◆ AIM OF THE TASK
Below are entries; tally how many lines hold the string "Manager" and answer with only that figure.

◆ Entries from a dataset of interfaces
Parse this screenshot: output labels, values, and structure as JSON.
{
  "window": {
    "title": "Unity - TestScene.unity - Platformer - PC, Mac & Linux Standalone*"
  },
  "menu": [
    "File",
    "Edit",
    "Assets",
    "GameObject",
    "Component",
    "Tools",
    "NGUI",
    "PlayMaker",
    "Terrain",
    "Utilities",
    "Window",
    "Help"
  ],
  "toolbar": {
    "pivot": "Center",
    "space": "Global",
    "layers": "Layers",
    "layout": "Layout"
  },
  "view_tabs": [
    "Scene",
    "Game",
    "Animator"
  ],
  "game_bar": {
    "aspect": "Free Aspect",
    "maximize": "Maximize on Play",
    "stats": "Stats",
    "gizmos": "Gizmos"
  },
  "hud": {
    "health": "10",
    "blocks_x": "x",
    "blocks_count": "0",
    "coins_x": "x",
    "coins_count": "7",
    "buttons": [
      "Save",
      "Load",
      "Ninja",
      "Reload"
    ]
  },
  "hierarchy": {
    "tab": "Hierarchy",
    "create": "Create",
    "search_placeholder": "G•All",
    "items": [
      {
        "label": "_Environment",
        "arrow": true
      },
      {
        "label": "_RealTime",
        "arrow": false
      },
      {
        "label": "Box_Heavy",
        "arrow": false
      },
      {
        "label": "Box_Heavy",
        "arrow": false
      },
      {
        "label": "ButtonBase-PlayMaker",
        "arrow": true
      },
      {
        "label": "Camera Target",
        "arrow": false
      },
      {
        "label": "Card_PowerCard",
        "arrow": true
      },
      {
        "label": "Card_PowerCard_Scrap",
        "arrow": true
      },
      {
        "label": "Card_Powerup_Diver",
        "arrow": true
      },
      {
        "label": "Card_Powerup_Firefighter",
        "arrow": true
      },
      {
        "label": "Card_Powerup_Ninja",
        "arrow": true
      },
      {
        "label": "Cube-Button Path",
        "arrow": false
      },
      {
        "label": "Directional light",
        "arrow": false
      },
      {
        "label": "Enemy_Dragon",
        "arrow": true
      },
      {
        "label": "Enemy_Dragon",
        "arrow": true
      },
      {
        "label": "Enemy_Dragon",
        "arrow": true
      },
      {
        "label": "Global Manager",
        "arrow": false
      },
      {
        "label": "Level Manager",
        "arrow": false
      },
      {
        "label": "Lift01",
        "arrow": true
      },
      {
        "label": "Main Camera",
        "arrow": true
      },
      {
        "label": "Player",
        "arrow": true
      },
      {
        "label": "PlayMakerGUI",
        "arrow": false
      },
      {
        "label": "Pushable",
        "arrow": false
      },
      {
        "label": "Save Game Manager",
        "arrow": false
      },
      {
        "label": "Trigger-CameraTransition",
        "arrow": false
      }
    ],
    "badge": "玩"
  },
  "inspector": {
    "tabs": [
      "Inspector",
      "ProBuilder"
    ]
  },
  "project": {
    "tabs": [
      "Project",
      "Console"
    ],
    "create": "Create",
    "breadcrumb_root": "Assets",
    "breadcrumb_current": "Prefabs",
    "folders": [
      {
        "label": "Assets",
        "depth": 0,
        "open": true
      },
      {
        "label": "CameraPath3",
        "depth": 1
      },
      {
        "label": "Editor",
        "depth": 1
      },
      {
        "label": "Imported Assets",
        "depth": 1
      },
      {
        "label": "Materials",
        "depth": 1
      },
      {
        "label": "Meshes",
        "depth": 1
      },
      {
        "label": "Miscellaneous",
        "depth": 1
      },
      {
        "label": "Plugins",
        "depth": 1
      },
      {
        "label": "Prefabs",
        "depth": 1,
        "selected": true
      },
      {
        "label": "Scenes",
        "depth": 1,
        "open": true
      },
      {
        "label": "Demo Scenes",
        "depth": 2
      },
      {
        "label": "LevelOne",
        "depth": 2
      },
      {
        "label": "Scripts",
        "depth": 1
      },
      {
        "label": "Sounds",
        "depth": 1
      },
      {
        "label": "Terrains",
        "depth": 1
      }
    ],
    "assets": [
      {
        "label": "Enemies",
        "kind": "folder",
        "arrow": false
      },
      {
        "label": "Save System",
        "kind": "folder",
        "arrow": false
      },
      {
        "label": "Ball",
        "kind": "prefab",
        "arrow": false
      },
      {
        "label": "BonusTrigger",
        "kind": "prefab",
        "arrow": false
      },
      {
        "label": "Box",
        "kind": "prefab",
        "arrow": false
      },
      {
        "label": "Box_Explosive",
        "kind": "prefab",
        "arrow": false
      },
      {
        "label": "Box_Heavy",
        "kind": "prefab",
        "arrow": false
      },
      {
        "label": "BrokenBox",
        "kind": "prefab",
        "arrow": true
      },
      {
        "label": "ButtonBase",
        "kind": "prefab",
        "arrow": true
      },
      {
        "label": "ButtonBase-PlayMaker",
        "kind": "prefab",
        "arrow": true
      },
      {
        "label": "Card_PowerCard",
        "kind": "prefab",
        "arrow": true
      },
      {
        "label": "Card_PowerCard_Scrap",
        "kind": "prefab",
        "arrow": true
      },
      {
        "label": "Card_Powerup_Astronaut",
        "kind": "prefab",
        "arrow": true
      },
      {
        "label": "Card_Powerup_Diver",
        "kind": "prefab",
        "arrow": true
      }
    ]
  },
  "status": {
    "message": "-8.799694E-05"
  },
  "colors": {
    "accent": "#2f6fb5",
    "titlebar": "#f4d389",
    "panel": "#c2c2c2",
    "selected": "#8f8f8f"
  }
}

◆ RESULT OF THIS EXERCISE
3